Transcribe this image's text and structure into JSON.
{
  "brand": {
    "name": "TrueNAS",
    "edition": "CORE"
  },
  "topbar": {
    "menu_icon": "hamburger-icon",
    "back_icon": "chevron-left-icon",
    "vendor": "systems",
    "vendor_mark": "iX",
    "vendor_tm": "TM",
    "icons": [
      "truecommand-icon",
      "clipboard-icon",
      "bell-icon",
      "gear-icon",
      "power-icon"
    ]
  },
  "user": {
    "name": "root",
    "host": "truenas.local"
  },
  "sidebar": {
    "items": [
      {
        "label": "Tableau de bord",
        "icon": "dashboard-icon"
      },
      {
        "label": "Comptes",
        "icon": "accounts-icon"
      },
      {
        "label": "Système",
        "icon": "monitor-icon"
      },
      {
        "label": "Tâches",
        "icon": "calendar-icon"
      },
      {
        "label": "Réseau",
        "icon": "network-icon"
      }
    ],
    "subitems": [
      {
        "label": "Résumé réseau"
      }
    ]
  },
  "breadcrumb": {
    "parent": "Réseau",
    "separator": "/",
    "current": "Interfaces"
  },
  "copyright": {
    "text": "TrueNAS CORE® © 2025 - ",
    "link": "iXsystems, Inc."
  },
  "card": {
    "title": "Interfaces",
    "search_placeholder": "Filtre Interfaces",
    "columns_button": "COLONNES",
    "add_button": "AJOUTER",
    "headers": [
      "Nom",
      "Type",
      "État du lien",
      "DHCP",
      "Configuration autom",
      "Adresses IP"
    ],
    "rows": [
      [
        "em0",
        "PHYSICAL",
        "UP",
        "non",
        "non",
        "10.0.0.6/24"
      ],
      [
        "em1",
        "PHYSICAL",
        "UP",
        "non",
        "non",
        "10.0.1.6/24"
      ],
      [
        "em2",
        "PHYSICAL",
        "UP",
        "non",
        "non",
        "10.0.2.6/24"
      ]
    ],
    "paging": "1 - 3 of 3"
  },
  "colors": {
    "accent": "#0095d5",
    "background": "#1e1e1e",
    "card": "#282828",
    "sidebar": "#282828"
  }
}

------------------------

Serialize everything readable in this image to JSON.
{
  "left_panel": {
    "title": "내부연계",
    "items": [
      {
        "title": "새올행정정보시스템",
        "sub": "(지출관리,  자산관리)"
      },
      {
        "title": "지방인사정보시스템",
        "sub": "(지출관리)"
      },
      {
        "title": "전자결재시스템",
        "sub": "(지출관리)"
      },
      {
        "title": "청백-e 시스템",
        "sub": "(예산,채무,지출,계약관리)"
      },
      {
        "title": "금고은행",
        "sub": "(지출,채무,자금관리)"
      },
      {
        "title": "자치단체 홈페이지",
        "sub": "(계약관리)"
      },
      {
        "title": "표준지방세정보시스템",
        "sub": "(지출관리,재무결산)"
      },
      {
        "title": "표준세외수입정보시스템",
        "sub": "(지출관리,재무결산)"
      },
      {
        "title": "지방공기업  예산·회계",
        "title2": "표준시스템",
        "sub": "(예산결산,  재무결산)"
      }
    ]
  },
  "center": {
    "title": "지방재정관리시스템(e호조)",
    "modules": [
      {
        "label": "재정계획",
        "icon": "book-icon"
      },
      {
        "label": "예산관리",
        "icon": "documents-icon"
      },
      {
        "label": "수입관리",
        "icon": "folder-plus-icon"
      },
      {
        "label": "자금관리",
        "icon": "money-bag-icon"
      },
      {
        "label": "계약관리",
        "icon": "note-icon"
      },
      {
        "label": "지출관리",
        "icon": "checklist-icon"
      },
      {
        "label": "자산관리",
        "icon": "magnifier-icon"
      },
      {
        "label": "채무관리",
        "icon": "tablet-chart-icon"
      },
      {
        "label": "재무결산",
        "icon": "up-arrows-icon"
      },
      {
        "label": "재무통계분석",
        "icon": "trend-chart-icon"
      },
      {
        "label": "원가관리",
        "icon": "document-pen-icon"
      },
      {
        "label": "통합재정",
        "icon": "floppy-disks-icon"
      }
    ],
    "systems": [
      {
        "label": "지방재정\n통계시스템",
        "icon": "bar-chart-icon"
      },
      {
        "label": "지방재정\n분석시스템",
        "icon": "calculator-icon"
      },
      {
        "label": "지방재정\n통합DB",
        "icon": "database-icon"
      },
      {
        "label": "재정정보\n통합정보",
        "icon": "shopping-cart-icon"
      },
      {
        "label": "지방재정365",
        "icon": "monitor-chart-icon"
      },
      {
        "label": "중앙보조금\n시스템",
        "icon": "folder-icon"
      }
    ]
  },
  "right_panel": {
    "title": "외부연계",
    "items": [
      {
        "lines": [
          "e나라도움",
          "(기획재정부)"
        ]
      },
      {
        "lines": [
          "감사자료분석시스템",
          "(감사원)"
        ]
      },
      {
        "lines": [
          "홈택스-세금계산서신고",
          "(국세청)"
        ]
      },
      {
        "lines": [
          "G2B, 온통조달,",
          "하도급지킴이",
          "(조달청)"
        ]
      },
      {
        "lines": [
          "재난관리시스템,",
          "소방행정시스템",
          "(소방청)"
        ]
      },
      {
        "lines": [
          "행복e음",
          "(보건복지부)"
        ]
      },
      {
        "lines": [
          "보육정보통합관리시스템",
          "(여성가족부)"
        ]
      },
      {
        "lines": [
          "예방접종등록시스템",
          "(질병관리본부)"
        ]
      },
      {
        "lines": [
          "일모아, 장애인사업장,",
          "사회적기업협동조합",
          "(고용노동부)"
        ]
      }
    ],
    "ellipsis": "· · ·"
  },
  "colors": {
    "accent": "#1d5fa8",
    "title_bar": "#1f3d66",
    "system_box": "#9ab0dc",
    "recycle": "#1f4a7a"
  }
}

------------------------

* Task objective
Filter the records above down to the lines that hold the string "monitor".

* The answer
        "icon": "monitor-icon"
        "icon": "monitor-chart-icon"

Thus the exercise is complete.